    I'm trying to say that an uncoordinated turn can be very good for stall(/spin) management, in the pattern, as long as its a slip (too much bank for the radius) and not a skid (too little bank for the radius). What do you mean when you say 'only slipped ... into the wind' ? I don't think that has meaning because we fly and slip in the relative wind and there we remain till we land. I guess you could do a slipping turn that moves your course into the wind for landing but that's not what you mean. You seam to mean slipping on upwind but not downwind or even crosswind but that brings us back to the fact that we are flying in the relative wind and upwind vs downwind are no different. Also, aerodynamically speaking there is no difference between a forward slip and a side slip.
  7. 1 point
    Very strange and i initially thought a language barrier but i dunno ....... He did mention 'during takeoff...." so unless a language issue ... it implies the prop was attached yeah ? lol
  8. 1 point
    Well, from just a mathematical point of view, one hour at 5500rpm will produce 5% more engine rotation cycles than 5250rpm. More cycles will always mean more wear on the pistons/rings/cylinders/bearings. That doesn't mean it's a difference that has any practical effect on engine life, but it is kind of hard to escape the math. I run my engine wherever I need to to accomplish my goals. 4000rpm sometimes when flying with my slow friends in their Cubs and Avids (I can hear Roger shuddering), 5000rpm when enjoying a flight around the patch, 5200-5300rpm in cruise when traveling (I have started to really like 5300), or 5400-5500rpm when I'm trying to get somewhere fast. I don't worry so much about what rpm or throttle setting I'm running at any given moment, I just try to operate using best practices in general. If I need 5600rpm to catch up to another airplane for a minute or two I'm not going to sweat it, nor am I going to get wound around the shaft about operating my airplane for an hour at 4000rpm. Rotax has not come out against either one in any strong way, so I assume those are acceptable, considering my other 90% of the time within the normal 5000-5500rpm range.
  9. 1 point

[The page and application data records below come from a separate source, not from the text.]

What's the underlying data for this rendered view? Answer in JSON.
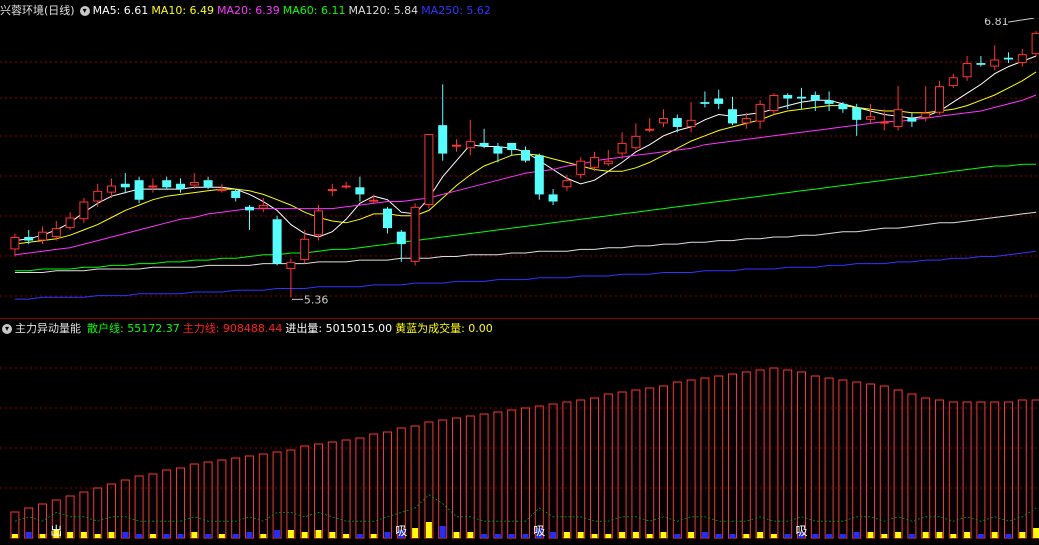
{
  "stock": {
    "name": "兴蓉环境",
    "period": "(日线)"
  },
  "ma_legend": [
    {
      "label": "MA5:",
      "value": "6.61",
      "color": "#ffffff"
    },
    {
      "label": "MA10:",
      "value": "6.49",
      "color": "#ffff00"
    },
    {
      "label": "MA20:",
      "value": "6.39",
      "color": "#ff33ff"
    },
    {
      "label": "MA60:",
      "value": "6.11",
      "color": "#00ff00"
    },
    {
      "label": "MA120:",
      "value": "5.84",
      "color": "#dddddd"
    },
    {
      "label": "MA250:",
      "value": "5.62",
      "color": "#3333ff"
    }
  ],
  "indicator": {
    "name": "主力异动量能",
    "items": [
      {
        "label": "散户线:",
        "value": "55172.37",
        "color": "#00ff00"
      },
      {
        "label": "主力线:",
        "value": "908488.44",
        "color": "#ff2020"
      },
      {
        "label": "进出量:",
        "value": "5015015.00",
        "color": "#ffffff"
      },
      {
        "label": "黄蓝为成交量:",
        "value": "0.00",
        "color": "#ffff00"
      }
    ],
    "markers": [
      {
        "text": "出",
        "index": 3
      },
      {
        "text": "吸",
        "index": 28
      },
      {
        "text": "吸",
        "index": 38
      },
      {
        "text": "吸",
        "index": 57
      }
    ]
  },
  "price_annotations": {
    "high": "6.81",
    "low": "5.36"
  },
  "colors": {
    "up": "#ff3232",
    "down": "#54ffff",
    "grid": "#8b0000",
    "volume_up": "#ffff00",
    "volume_down": "#1f2fff"
  },
  "chart_data": {
    "type": "candlestick",
    "price_range": [
      5.3,
      6.9
    ],
    "candles": [
      [
        5.63,
        5.7,
        5.59,
        5.72
      ],
      [
        5.7,
        5.68,
        5.66,
        5.74
      ],
      [
        5.68,
        5.73,
        5.66,
        5.76
      ],
      [
        5.7,
        5.75,
        5.68,
        5.79
      ],
      [
        5.75,
        5.81,
        5.74,
        5.84
      ],
      [
        5.8,
        5.9,
        5.78,
        5.92
      ],
      [
        5.9,
        5.96,
        5.87,
        6.0
      ],
      [
        5.95,
        5.99,
        5.92,
        6.03
      ],
      [
        6.0,
        5.98,
        5.95,
        6.06
      ],
      [
        6.02,
        5.91,
        5.89,
        6.04
      ],
      [
        5.98,
        5.99,
        5.95,
        6.03
      ],
      [
        6.02,
        5.98,
        5.97,
        6.04
      ],
      [
        6.0,
        5.97,
        5.95,
        6.03
      ],
      [
        5.99,
        6.01,
        5.97,
        6.06
      ],
      [
        6.02,
        5.98,
        5.97,
        6.04
      ],
      [
        5.97,
        5.97,
        5.95,
        6.0
      ],
      [
        5.96,
        5.92,
        5.9,
        5.97
      ],
      [
        5.87,
        5.85,
        5.74,
        5.88
      ],
      [
        5.86,
        5.88,
        5.84,
        5.92
      ],
      [
        5.8,
        5.55,
        5.54,
        5.82
      ],
      [
        5.52,
        5.56,
        5.36,
        5.58
      ],
      [
        5.57,
        5.69,
        5.55,
        5.74
      ],
      [
        5.71,
        5.85,
        5.68,
        5.88
      ],
      [
        5.96,
        5.97,
        5.93,
        6.0
      ],
      [
        5.99,
        5.99,
        5.97,
        6.01
      ],
      [
        5.98,
        5.94,
        5.9,
        6.04
      ],
      [
        5.9,
        5.91,
        5.89,
        5.94
      ],
      [
        5.86,
        5.75,
        5.72,
        5.87
      ],
      [
        5.73,
        5.66,
        5.56,
        5.74
      ],
      [
        5.56,
        5.87,
        5.54,
        5.89
      ],
      [
        5.88,
        6.28,
        5.86,
        6.28
      ],
      [
        6.33,
        6.17,
        6.13,
        6.56
      ],
      [
        6.21,
        6.22,
        6.18,
        6.25
      ],
      [
        6.2,
        6.24,
        6.16,
        6.36
      ],
      [
        6.23,
        6.21,
        6.2,
        6.31
      ],
      [
        6.21,
        6.17,
        6.12,
        6.23
      ],
      [
        6.23,
        6.19,
        6.16,
        6.23
      ],
      [
        6.19,
        6.13,
        6.12,
        6.21
      ],
      [
        6.16,
        5.94,
        5.91,
        6.17
      ],
      [
        5.94,
        5.9,
        5.88,
        5.97
      ],
      [
        5.98,
        6.02,
        5.96,
        6.05
      ],
      [
        6.05,
        6.13,
        6.03,
        6.15
      ],
      [
        6.09,
        6.15,
        6.07,
        6.18
      ],
      [
        6.11,
        6.13,
        6.1,
        6.19
      ],
      [
        6.17,
        6.23,
        6.14,
        6.29
      ],
      [
        6.2,
        6.27,
        6.19,
        6.34
      ],
      [
        6.31,
        6.31,
        6.29,
        6.37
      ],
      [
        6.34,
        6.37,
        6.32,
        6.42
      ],
      [
        6.37,
        6.32,
        6.29,
        6.39
      ],
      [
        6.32,
        6.36,
        6.29,
        6.46
      ],
      [
        6.46,
        6.45,
        6.43,
        6.52
      ],
      [
        6.48,
        6.45,
        6.42,
        6.53
      ],
      [
        6.42,
        6.34,
        6.33,
        6.49
      ],
      [
        6.34,
        6.37,
        6.31,
        6.4
      ],
      [
        6.35,
        6.45,
        6.31,
        6.47
      ],
      [
        6.41,
        6.5,
        6.39,
        6.51
      ],
      [
        6.5,
        6.48,
        6.42,
        6.51
      ],
      [
        6.49,
        6.48,
        6.42,
        6.54
      ],
      [
        6.5,
        6.47,
        6.41,
        6.52
      ],
      [
        6.47,
        6.45,
        6.41,
        6.52
      ],
      [
        6.45,
        6.42,
        6.4,
        6.46
      ],
      [
        6.43,
        6.36,
        6.27,
        6.45
      ],
      [
        6.36,
        6.38,
        6.34,
        6.45
      ],
      [
        6.35,
        6.35,
        6.3,
        6.42
      ],
      [
        6.32,
        6.42,
        6.3,
        6.55
      ],
      [
        6.37,
        6.35,
        6.32,
        6.4
      ],
      [
        6.37,
        6.4,
        6.35,
        6.55
      ],
      [
        6.4,
        6.55,
        6.39,
        6.58
      ],
      [
        6.55,
        6.6,
        6.54,
        6.62
      ],
      [
        6.6,
        6.68,
        6.58,
        6.72
      ],
      [
        6.68,
        6.67,
        6.66,
        6.72
      ],
      [
        6.66,
        6.7,
        6.64,
        6.78
      ],
      [
        6.71,
        6.7,
        6.68,
        6.74
      ],
      [
        6.68,
        6.73,
        6.66,
        6.76
      ],
      [
        6.73,
        6.85,
        6.72,
        6.86
      ]
    ],
    "ma": {
      "MA5": [
        5.68,
        5.69,
        5.71,
        5.74,
        5.78,
        5.84,
        5.89,
        5.93,
        5.95,
        5.97,
        5.97,
        5.97,
        5.97,
        5.98,
        5.98,
        5.98,
        5.97,
        5.94,
        5.9,
        5.85,
        5.77,
        5.72,
        5.7,
        5.73,
        5.8,
        5.89,
        5.93,
        5.91,
        5.84,
        5.83,
        5.92,
        6.04,
        6.13,
        6.22,
        6.21,
        6.21,
        6.2,
        6.18,
        6.13,
        6.08,
        6.03,
        6.0,
        6.02,
        6.07,
        6.12,
        6.18,
        6.22,
        6.27,
        6.3,
        6.32,
        6.36,
        6.39,
        6.38,
        6.39,
        6.4,
        6.42,
        6.44,
        6.46,
        6.47,
        6.47,
        6.45,
        6.43,
        6.41,
        6.39,
        6.38,
        6.37,
        6.38,
        6.41,
        6.46,
        6.51,
        6.56,
        6.62,
        6.66,
        6.69,
        6.72
      ],
      "MA10": [
        5.66,
        5.67,
        5.68,
        5.69,
        5.71,
        5.74,
        5.77,
        5.81,
        5.85,
        5.88,
        5.91,
        5.93,
        5.94,
        5.95,
        5.96,
        5.97,
        5.97,
        5.96,
        5.94,
        5.91,
        5.88,
        5.84,
        5.81,
        5.79,
        5.78,
        5.8,
        5.83,
        5.83,
        5.82,
        5.82,
        5.85,
        5.92,
        5.99,
        6.05,
        6.1,
        6.13,
        6.16,
        6.17,
        6.16,
        6.14,
        6.12,
        6.1,
        6.08,
        6.07,
        6.07,
        6.09,
        6.12,
        6.16,
        6.2,
        6.24,
        6.27,
        6.3,
        6.32,
        6.34,
        6.36,
        6.39,
        6.41,
        6.42,
        6.43,
        6.44,
        6.44,
        6.43,
        6.42,
        6.41,
        6.41,
        6.4,
        6.4,
        6.41,
        6.42,
        6.44,
        6.47,
        6.5,
        6.54,
        6.58,
        6.63
      ],
      "MA20": [
        5.6,
        5.61,
        5.62,
        5.63,
        5.64,
        5.66,
        5.68,
        5.7,
        5.72,
        5.74,
        5.76,
        5.78,
        5.8,
        5.81,
        5.83,
        5.84,
        5.85,
        5.86,
        5.86,
        5.86,
        5.86,
        5.86,
        5.86,
        5.86,
        5.87,
        5.88,
        5.89,
        5.9,
        5.9,
        5.91,
        5.92,
        5.94,
        5.96,
        5.98,
        6.0,
        6.02,
        6.04,
        6.06,
        6.07,
        6.08,
        6.1,
        6.11,
        6.13,
        6.14,
        6.15,
        6.16,
        6.17,
        6.18,
        6.19,
        6.2,
        6.22,
        6.23,
        6.24,
        6.25,
        6.26,
        6.27,
        6.28,
        6.29,
        6.3,
        6.31,
        6.32,
        6.33,
        6.34,
        6.35,
        6.35,
        6.36,
        6.37,
        6.38,
        6.39,
        6.4,
        6.41,
        6.43,
        6.45,
        6.47,
        6.5
      ],
      "MA60": [
        5.51,
        5.51,
        5.52,
        5.52,
        5.52,
        5.53,
        5.53,
        5.54,
        5.54,
        5.55,
        5.55,
        5.56,
        5.56,
        5.57,
        5.57,
        5.58,
        5.58,
        5.59,
        5.6,
        5.6,
        5.61,
        5.61,
        5.62,
        5.63,
        5.63,
        5.64,
        5.65,
        5.66,
        5.67,
        5.68,
        5.69,
        5.7,
        5.71,
        5.72,
        5.73,
        5.74,
        5.75,
        5.76,
        5.77,
        5.78,
        5.79,
        5.8,
        5.81,
        5.82,
        5.83,
        5.84,
        5.85,
        5.86,
        5.87,
        5.88,
        5.89,
        5.9,
        5.91,
        5.92,
        5.93,
        5.94,
        5.95,
        5.96,
        5.97,
        5.98,
        5.99,
        6.0,
        6.01,
        6.02,
        6.03,
        6.04,
        6.05,
        6.06,
        6.07,
        6.08,
        6.09,
        6.1,
        6.1,
        6.11,
        6.11
      ],
      "MA120": [
        5.5,
        5.5,
        5.5,
        5.51,
        5.51,
        5.51,
        5.52,
        5.52,
        5.52,
        5.52,
        5.53,
        5.53,
        5.53,
        5.53,
        5.54,
        5.54,
        5.54,
        5.54,
        5.55,
        5.55,
        5.55,
        5.55,
        5.56,
        5.56,
        5.56,
        5.57,
        5.57,
        5.57,
        5.58,
        5.58,
        5.58,
        5.59,
        5.59,
        5.6,
        5.6,
        5.6,
        5.61,
        5.61,
        5.62,
        5.62,
        5.62,
        5.63,
        5.63,
        5.64,
        5.64,
        5.65,
        5.65,
        5.66,
        5.66,
        5.67,
        5.67,
        5.68,
        5.68,
        5.69,
        5.69,
        5.7,
        5.7,
        5.71,
        5.71,
        5.72,
        5.73,
        5.73,
        5.74,
        5.75,
        5.75,
        5.76,
        5.77,
        5.78,
        5.78,
        5.79,
        5.8,
        5.81,
        5.82,
        5.83,
        5.84
      ],
      "MA250": [
        5.35,
        5.35,
        5.36,
        5.36,
        5.36,
        5.36,
        5.37,
        5.37,
        5.37,
        5.38,
        5.38,
        5.38,
        5.38,
        5.39,
        5.39,
        5.39,
        5.4,
        5.4,
        5.4,
        5.41,
        5.41,
        5.41,
        5.42,
        5.42,
        5.42,
        5.42,
        5.43,
        5.43,
        5.43,
        5.44,
        5.44,
        5.44,
        5.45,
        5.45,
        5.45,
        5.46,
        5.46,
        5.46,
        5.47,
        5.47,
        5.47,
        5.48,
        5.48,
        5.48,
        5.49,
        5.49,
        5.49,
        5.5,
        5.5,
        5.5,
        5.51,
        5.51,
        5.51,
        5.52,
        5.52,
        5.52,
        5.53,
        5.53,
        5.53,
        5.54,
        5.54,
        5.55,
        5.55,
        5.55,
        5.56,
        5.56,
        5.57,
        5.57,
        5.58,
        5.58,
        5.59,
        5.59,
        5.6,
        5.61,
        5.62
      ]
    },
    "main_line": [
      0.13,
      0.15,
      0.17,
      0.19,
      0.21,
      0.23,
      0.25,
      0.27,
      0.29,
      0.31,
      0.32,
      0.34,
      0.35,
      0.37,
      0.38,
      0.39,
      0.4,
      0.41,
      0.42,
      0.43,
      0.44,
      0.46,
      0.47,
      0.48,
      0.49,
      0.5,
      0.52,
      0.53,
      0.55,
      0.56,
      0.58,
      0.59,
      0.6,
      0.61,
      0.62,
      0.63,
      0.64,
      0.65,
      0.66,
      0.67,
      0.68,
      0.69,
      0.7,
      0.72,
      0.73,
      0.74,
      0.75,
      0.76,
      0.78,
      0.79,
      0.8,
      0.81,
      0.82,
      0.83,
      0.84,
      0.85,
      0.84,
      0.83,
      0.81,
      0.8,
      0.79,
      0.78,
      0.77,
      0.76,
      0.74,
      0.72,
      0.7,
      0.69,
      0.68,
      0.68,
      0.68,
      0.68,
      0.68,
      0.69,
      0.69
    ],
    "volume": [
      0.02,
      0.03,
      0.02,
      0.04,
      0.03,
      0.03,
      0.02,
      0.03,
      0.03,
      0.02,
      0.02,
      0.02,
      0.02,
      0.03,
      0.02,
      0.02,
      0.02,
      0.03,
      0.02,
      0.04,
      0.04,
      0.03,
      0.04,
      0.03,
      0.02,
      0.02,
      0.02,
      0.03,
      0.04,
      0.05,
      0.08,
      0.06,
      0.03,
      0.03,
      0.02,
      0.02,
      0.02,
      0.02,
      0.05,
      0.03,
      0.03,
      0.03,
      0.02,
      0.02,
      0.03,
      0.03,
      0.02,
      0.03,
      0.02,
      0.03,
      0.03,
      0.02,
      0.02,
      0.02,
      0.03,
      0.02,
      0.02,
      0.03,
      0.02,
      0.02,
      0.02,
      0.03,
      0.03,
      0.02,
      0.03,
      0.02,
      0.03,
      0.03,
      0.02,
      0.03,
      0.02,
      0.03,
      0.02,
      0.03,
      0.05
    ]
  }
}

    RPM no, there's no direct relationship. Throttle yes, though. It's about the air mass moving through the venturi, the air pressure under the diaphragm, the vacuum above it (dictated by air moving through the venturi), and the piston spring trying to hold the piston closed. The needles have a taper to them. There's a point after which the piston is fully retracted, and the fuel limitation is no longer the needle, but the diameter of the jet. This is the "full rich" mode and will supply much more fuel than the engine actually needs. If you were to change the jet diameter, you could lean or enrichen the full power setting (not recommended, just saying this is how they do it in motorcycles that use these same carbs). At high altitudes though, there might not be enough of an air pressure delta to lift the piston against the spring. So you'll never actually see full rich.
  10. -2 points
    Ed and Andy B, I stand corrected... I meant "skid"... appreciate the correction... , I never claimed I was smart ; )... Thanks Leathers, I have a thick skin, the "anonymous" people give me the creeps. I have attached a photo of the plane going into its hangar home for the first time, my son, who is soon to start lessons in it, grabbed my camera and took this pic. We moved N521JW from the Dealer's hangar in Woodstock to Chester, CT. My local instructor is now checked out and he made a superb landing as it arrived. Lots of interest in the CT, very nice people here at the Airport. Many adventures to come ! .